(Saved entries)
- - - -

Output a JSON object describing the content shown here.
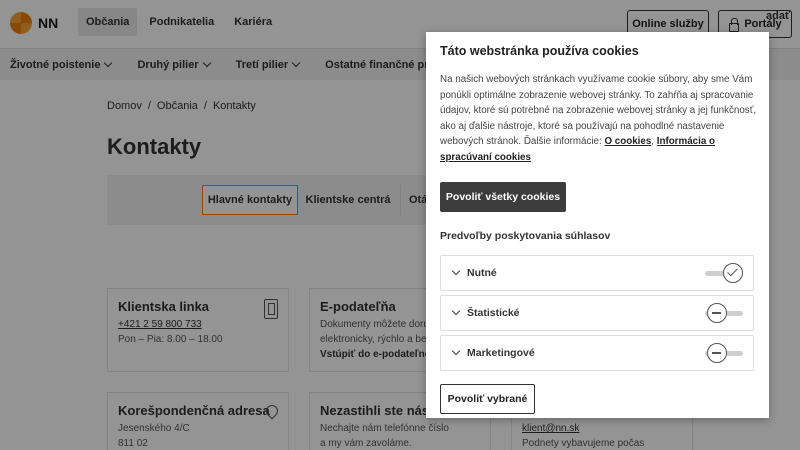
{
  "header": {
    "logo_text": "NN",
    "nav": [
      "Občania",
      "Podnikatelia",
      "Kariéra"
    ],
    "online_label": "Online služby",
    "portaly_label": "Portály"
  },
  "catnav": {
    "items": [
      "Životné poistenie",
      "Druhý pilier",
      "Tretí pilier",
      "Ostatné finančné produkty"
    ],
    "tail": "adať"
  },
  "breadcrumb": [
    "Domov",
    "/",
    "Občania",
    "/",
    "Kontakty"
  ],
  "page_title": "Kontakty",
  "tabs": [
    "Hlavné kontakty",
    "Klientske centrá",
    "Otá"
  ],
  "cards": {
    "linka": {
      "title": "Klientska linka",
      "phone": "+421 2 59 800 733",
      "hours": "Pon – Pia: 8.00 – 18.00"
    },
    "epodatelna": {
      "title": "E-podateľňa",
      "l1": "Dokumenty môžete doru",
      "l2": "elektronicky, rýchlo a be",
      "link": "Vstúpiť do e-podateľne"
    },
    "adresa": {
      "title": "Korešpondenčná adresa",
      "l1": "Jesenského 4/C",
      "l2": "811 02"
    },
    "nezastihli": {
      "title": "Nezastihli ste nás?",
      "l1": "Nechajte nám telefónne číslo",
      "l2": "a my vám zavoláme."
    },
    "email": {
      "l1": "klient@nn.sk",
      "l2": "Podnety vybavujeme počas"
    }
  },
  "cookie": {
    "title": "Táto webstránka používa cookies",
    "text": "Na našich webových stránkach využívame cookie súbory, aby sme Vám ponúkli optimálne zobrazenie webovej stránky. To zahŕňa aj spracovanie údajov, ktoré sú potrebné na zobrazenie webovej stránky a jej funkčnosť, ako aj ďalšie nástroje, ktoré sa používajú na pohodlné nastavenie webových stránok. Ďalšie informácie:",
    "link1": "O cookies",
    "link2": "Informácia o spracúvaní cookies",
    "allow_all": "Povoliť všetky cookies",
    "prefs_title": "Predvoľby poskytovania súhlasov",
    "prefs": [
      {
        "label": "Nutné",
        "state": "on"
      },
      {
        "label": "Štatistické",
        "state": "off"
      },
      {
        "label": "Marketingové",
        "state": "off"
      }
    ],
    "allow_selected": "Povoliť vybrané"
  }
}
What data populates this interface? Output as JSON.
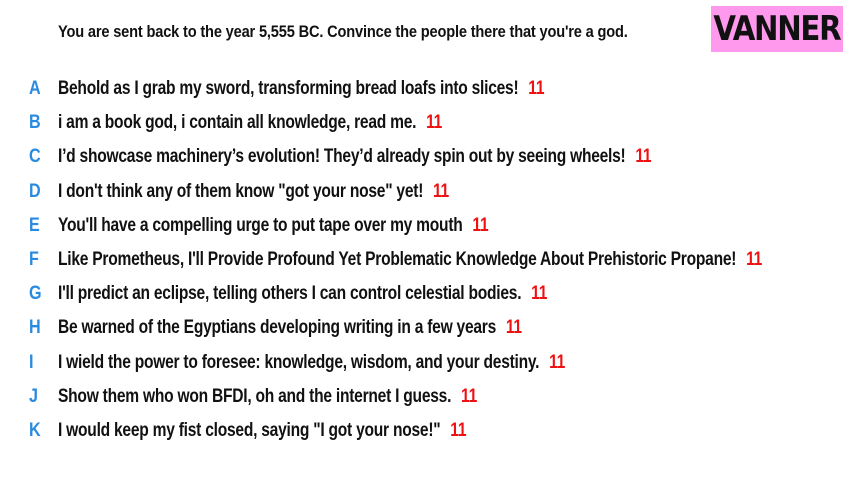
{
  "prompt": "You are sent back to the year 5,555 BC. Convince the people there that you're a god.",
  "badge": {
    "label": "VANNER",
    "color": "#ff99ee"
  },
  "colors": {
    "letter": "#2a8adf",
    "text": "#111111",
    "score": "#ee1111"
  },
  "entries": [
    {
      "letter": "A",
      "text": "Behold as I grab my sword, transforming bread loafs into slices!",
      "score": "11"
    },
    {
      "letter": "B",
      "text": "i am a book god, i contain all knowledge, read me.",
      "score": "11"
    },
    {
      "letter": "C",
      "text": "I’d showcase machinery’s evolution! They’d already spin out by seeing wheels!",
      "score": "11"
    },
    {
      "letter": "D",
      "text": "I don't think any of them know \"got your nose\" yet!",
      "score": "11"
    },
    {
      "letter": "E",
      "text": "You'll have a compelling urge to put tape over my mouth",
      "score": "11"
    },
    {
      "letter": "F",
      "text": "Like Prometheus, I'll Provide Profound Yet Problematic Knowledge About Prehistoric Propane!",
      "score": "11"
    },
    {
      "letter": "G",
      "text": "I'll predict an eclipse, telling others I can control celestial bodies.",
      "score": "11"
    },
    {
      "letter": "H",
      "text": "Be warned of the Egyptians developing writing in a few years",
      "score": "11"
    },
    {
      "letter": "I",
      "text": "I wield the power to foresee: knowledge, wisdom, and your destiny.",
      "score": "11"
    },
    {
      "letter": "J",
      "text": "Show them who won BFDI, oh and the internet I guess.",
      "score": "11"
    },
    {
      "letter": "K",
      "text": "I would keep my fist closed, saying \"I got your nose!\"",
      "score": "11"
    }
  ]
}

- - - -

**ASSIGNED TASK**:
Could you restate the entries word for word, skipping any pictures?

**TASK ANSWER**:
Output a JSON object describing the content shown here.
{
  "header": {
    "logo_text": "NN",
    "nav": [
      "Občania",
      "Podnikatelia",
      "Kariéra"
    ],
    "online_label": "Online služby",
    "portaly_label": "Portály"
  },
  "catnav": {
    "items": [
      "Životné poistenie",
      "Druhý pilier",
      "Tretí pilier",
      "Ostatné finančné produkty"
    ],
    "tail": "adať"
  },
  "breadcrumb": [
    "Domov",
    "/",
    "Občania",
    "/",
    "Kontakty"
  ],
  "page_title": "Kontakty",
  "tabs": [
    "Hlavné kontakty",
    "Klientske centrá",
    "Otá"
  ],
  "cards": {
    "linka": {
      "title": "Klientska linka",
      "phone": "+421 2 59 800 733",
      "hours": "Pon – Pia: 8.00 – 18.00"
    },
    "epodatelna": {
      "title": "E-podateľňa",
      "l1": "Dokumenty môžete doru",
      "l2": "elektronicky, rýchlo a be",
      "link": "Vstúpiť do e-podateľne"
    },
    "adresa": {
      "title": "Korešpondenčná adresa",
      "l1": "Jesenského 4/C",
      "l2": "811 02"
    },
    "nezastihli": {
      "title": "Nezastihli ste nás?",
      "l1": "Nechajte nám telefónne číslo",
      "l2": "a my vám zavoláme."
    },
    "email": {
      "l1": "klient@nn.sk",
      "l2": "Podnety vybavujeme počas"
    }
  },
  "cookie": {
    "title": "Táto webstránka používa cookies",
    "text": "Na našich webových stránkach využívame cookie súbory, aby sme Vám ponúkli optimálne zobrazenie webovej stránky. To zahŕňa aj spracovanie údajov, ktoré sú potrebné na zobrazenie webovej stránky a jej funkčnosť, ako aj ďalšie nástroje, ktoré sa používajú na pohodlné nastavenie webových stránok. Ďalšie informácie:",
    "link1": "O cookies",
    "link2": "Informácia o spracúvaní cookies",
    "allow_all": "Povoliť všetky cookies",
    "prefs_title": "Predvoľby poskytovania súhlasov",
    "prefs": [
      {
        "label": "Nutné",
        "state": "on"
      },
      {
        "label": "Štatistické",
        "state": "off"
      },
      {
        "label": "Marketingové",
        "state": "off"
      }
    ],
    "allow_selected": "Povoliť vybrané"
  }
}
What data populates this interface? Output as JSON.
{
  "prompt": "You are sent back to the year 5,555 BC. Convince the people there that you're a god.",
  "badge": {
    "label": "VANNER",
    "color": "#ff99ee"
  },
  "colors": {
    "letter": "#2a8adf",
    "text": "#111111",
    "score": "#ee1111"
  },
  "entries": [
    {
      "letter": "A",
      "text": "Behold as I grab my sword, transforming bread loafs into slices!",
      "score": "11"
    },
    {
      "letter": "B",
      "text": "i am a book god, i contain all knowledge, read me.",
      "score": "11"
    },
    {
      "letter": "C",
      "text": "I’d showcase machinery’s evolution! They’d already spin out by seeing wheels!",
      "score": "11"
    },
    {
      "letter": "D",
      "text": "I don't think any of them know \"got your nose\" yet!",
      "score": "11"
    },
    {
      "letter": "E",
      "text": "You'll have a compelling urge to put tape over my mouth",
      "score": "11"
    },
    {
      "letter": "F",
      "text": "Like Prometheus, I'll Provide Profound Yet Problematic Knowledge About Prehistoric Propane!",
      "score": "11"
    },
    {
      "letter": "G",
      "text": "I'll predict an eclipse, telling others I can control celestial bodies.",
      "score": "11"
    },
    {
      "letter": "H",
      "text": "Be warned of the Egyptians developing writing in a few years",
      "score": "11"
    },
    {
      "letter": "I",
      "text": "I wield the power to foresee: knowledge, wisdom, and your destiny.",
      "score": "11"
    },
    {
      "letter": "J",
      "text": "Show them who won BFDI, oh and the internet I guess.",
      "score": "11"
    },
    {
      "letter": "K",
      "text": "I would keep my fist closed, saying \"I got your nose!\"",
      "score": "11"
    }
  ]
}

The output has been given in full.